About the author of Coyote's Soundbite:
John Agard, born in Guyana, is a world-renowned poet and performer.

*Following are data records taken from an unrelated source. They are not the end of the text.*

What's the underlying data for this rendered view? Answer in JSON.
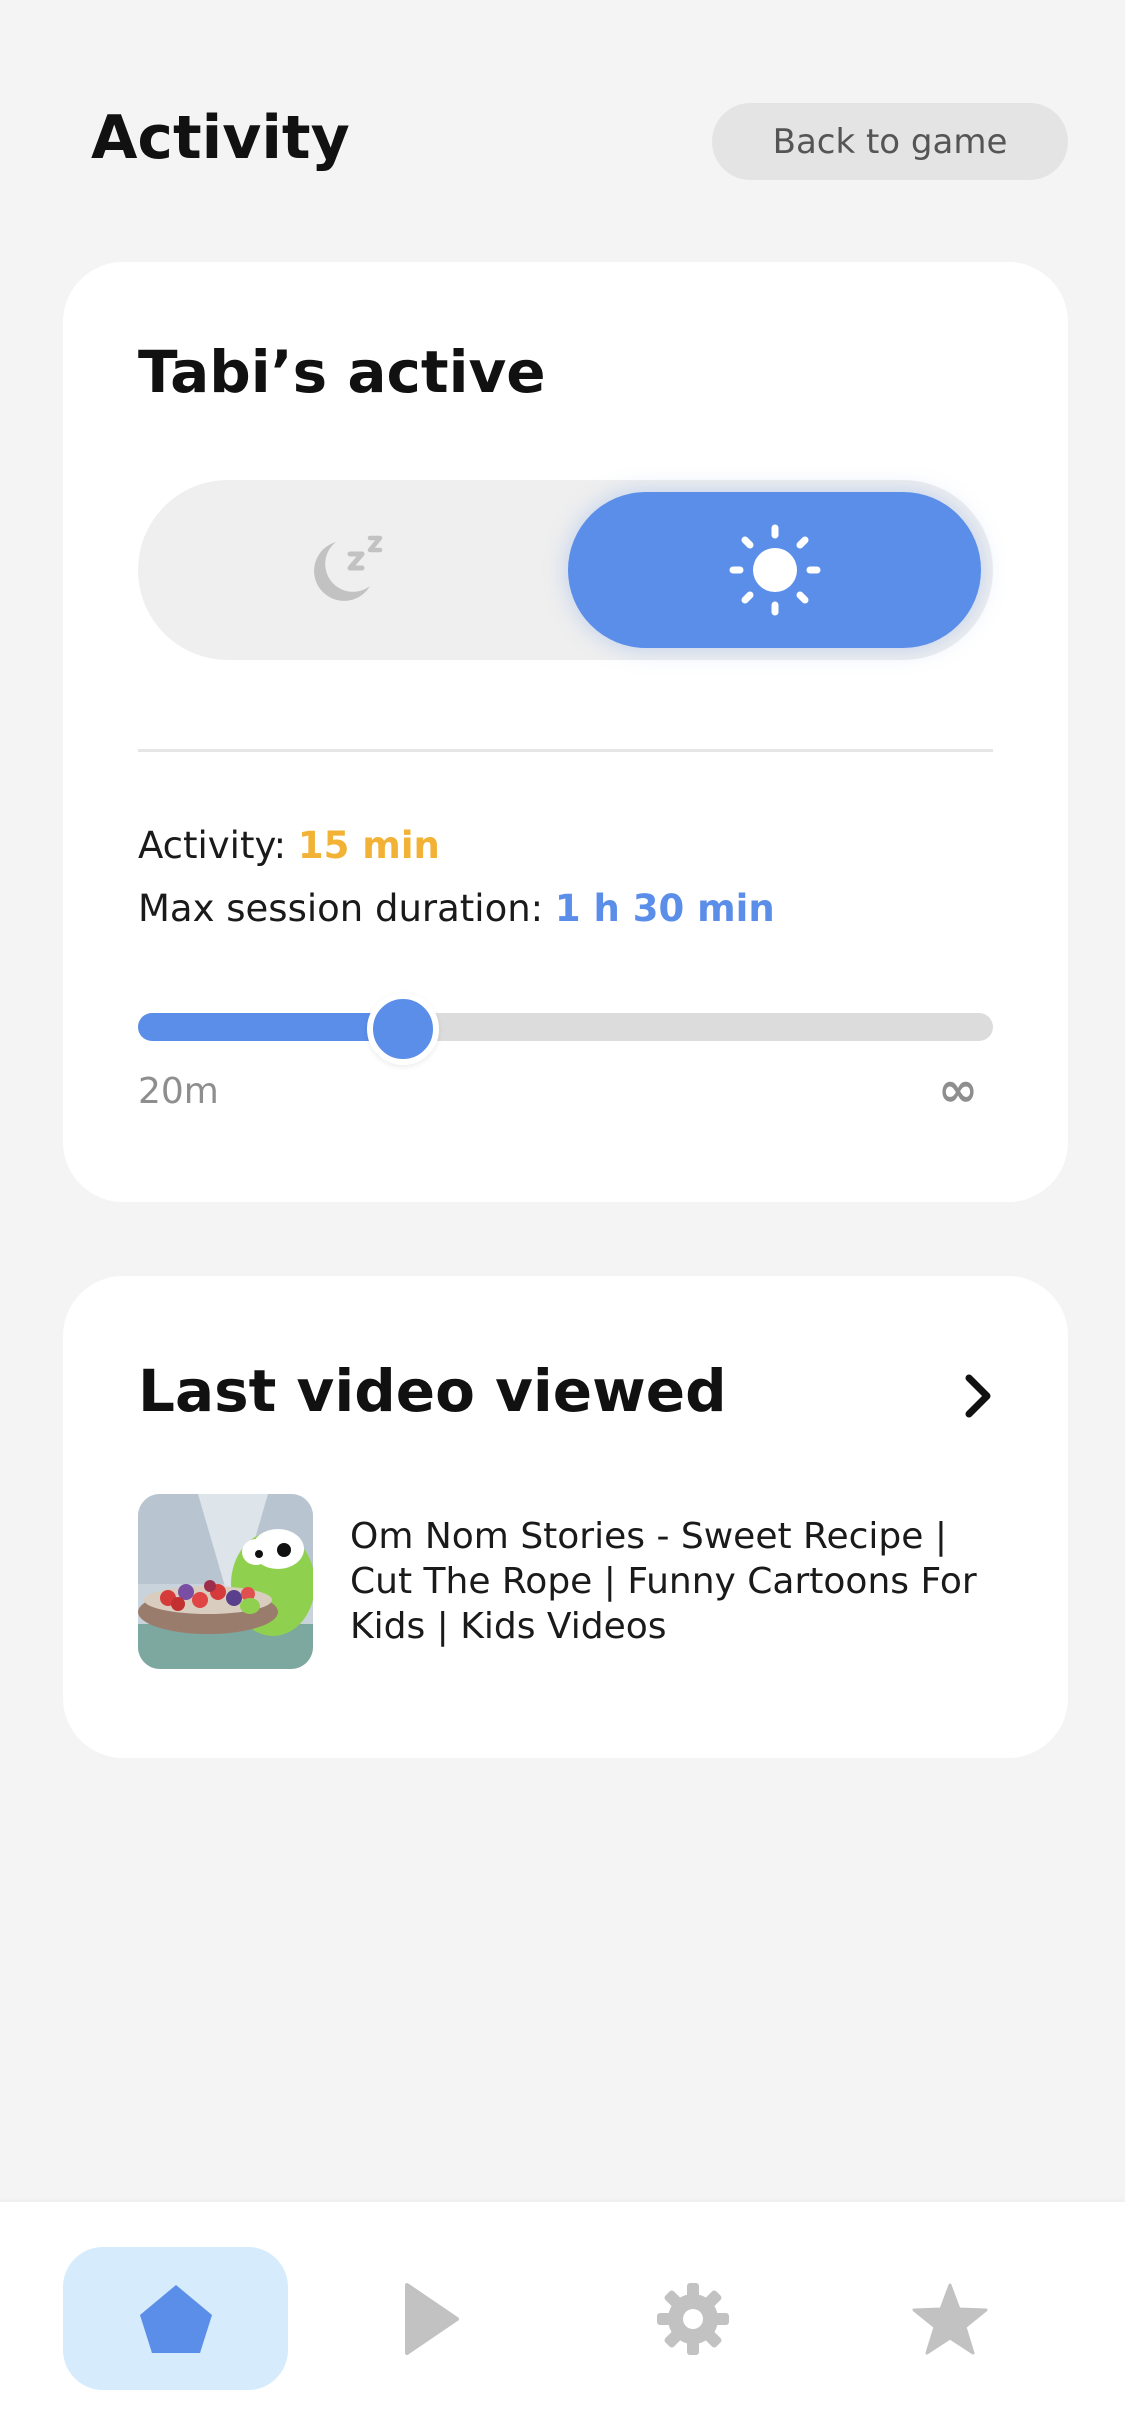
{
  "header": {
    "title": "Activity",
    "back_button_label": "Back to game"
  },
  "status_card": {
    "title": "Tabi’s active",
    "mode_toggle": {
      "options": [
        "sleep",
        "active"
      ],
      "selected": "active",
      "sleep_icon": "moon-zzz-icon",
      "active_icon": "sun-icon"
    },
    "activity_label": "Activity:",
    "activity_value": "15 min",
    "session_label": "Max session duration:",
    "session_value": "1 h 30 min",
    "slider": {
      "level_fraction": 0.31,
      "min_label": "20m",
      "max_label": "∞"
    }
  },
  "video_card": {
    "title": "Last video viewed",
    "chevron_icon": "chevron-right-icon",
    "video": {
      "title": "Om Nom Stories - Sweet Recipe | Cut The Rope | Funny Cartoons For Kids | Kids Videos"
    }
  },
  "bottom_nav": {
    "items": [
      {
        "name": "home",
        "icon": "home-icon",
        "active": true
      },
      {
        "name": "play",
        "icon": "play-icon",
        "active": false
      },
      {
        "name": "settings",
        "icon": "gear-icon",
        "active": false
      },
      {
        "name": "favorites",
        "icon": "star-icon",
        "active": false
      }
    ]
  },
  "colors": {
    "accent_blue": "#5b8ee9",
    "accent_orange": "#f2b236",
    "nav_active_bg": "#d6ebfb",
    "background": "#f4f4f4",
    "icon_inactive": "#c2c2c2"
  }
}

He has won numerous awards including the Queen’s Gold Medal for Poetry, the Smarties Award, the Paul Hamlyn Award and the Casa de las Americas Poetry Award.